◆ WORK REQUIRED ◆
Check every line of the entries below for the word "nmejor", and copy the ones that have it.

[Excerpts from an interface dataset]
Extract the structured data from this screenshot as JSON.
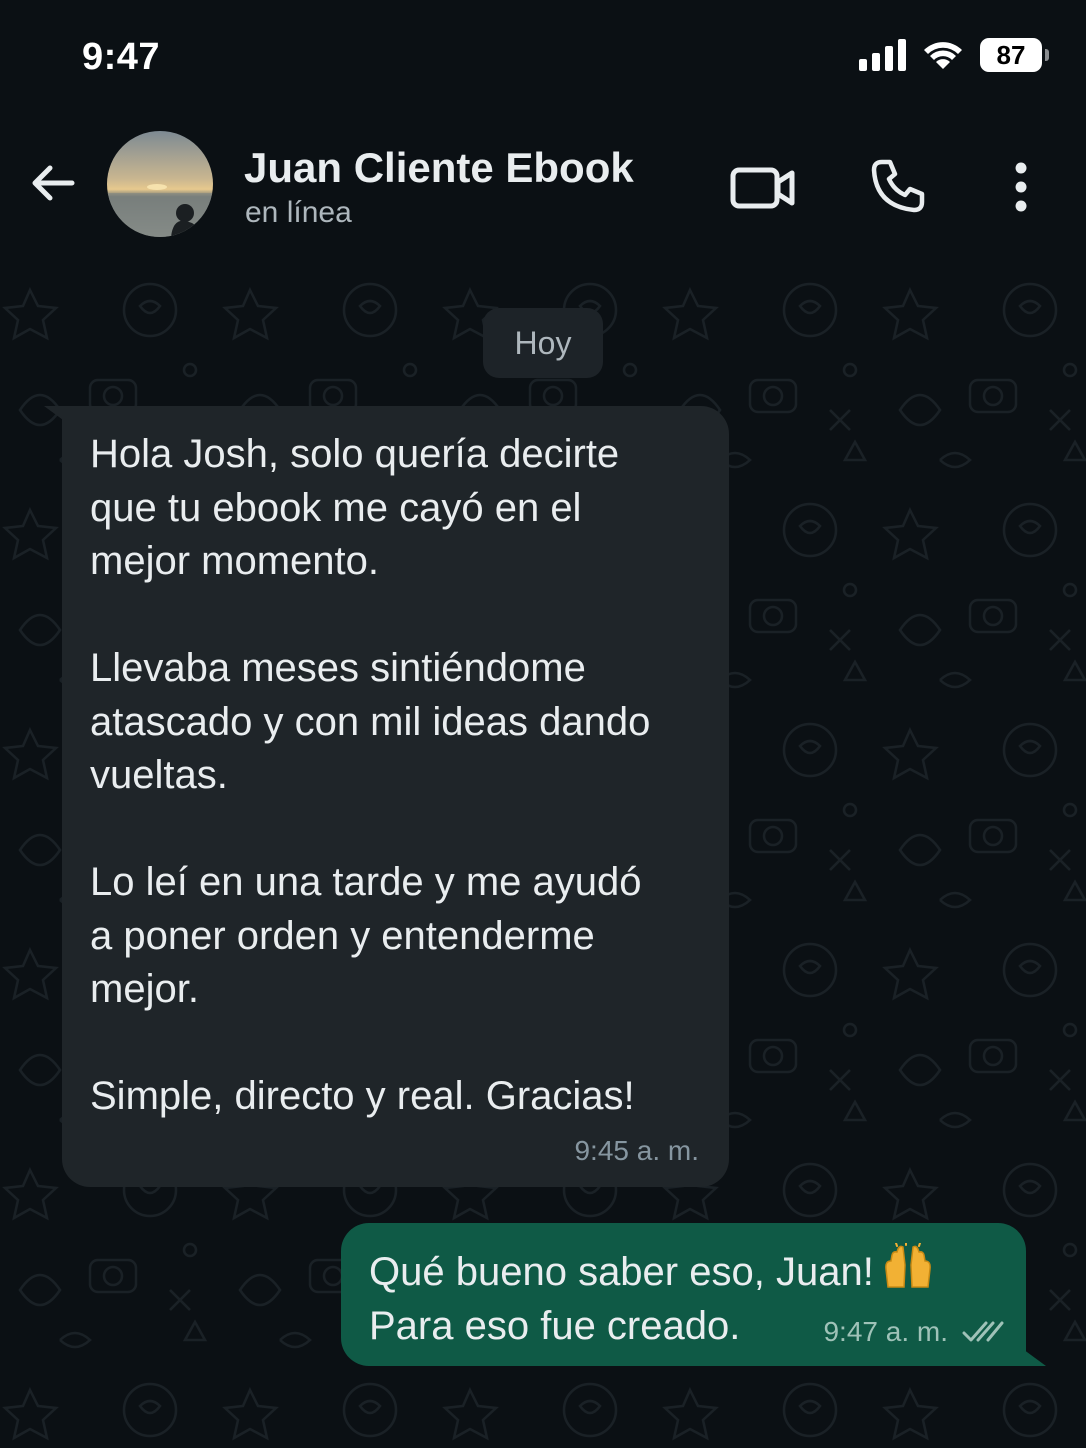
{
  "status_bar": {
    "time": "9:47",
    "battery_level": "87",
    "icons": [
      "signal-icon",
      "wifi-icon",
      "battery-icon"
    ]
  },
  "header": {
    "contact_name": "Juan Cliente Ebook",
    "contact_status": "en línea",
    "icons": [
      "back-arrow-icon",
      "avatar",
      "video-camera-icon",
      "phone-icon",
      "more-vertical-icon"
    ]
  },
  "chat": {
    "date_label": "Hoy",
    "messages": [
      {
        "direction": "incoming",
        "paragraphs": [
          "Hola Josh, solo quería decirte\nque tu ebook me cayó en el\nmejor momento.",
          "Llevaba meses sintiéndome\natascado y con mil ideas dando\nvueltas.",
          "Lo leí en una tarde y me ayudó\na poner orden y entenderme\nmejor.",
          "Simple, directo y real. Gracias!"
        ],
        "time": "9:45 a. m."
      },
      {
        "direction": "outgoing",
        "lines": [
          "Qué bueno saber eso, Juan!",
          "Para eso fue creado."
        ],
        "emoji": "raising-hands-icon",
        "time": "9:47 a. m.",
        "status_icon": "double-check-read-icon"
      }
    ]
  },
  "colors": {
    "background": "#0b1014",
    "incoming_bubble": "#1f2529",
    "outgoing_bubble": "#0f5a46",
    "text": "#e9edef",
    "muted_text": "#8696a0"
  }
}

◆ RESPONSE BELOW ◆
          "Hola Josh, solo quería decirte\nque tu ebook me cayó en el\nmejor momento.",
          "Lo leí en una tarde y me ayudó\na poner orden y entenderme\nmejor.",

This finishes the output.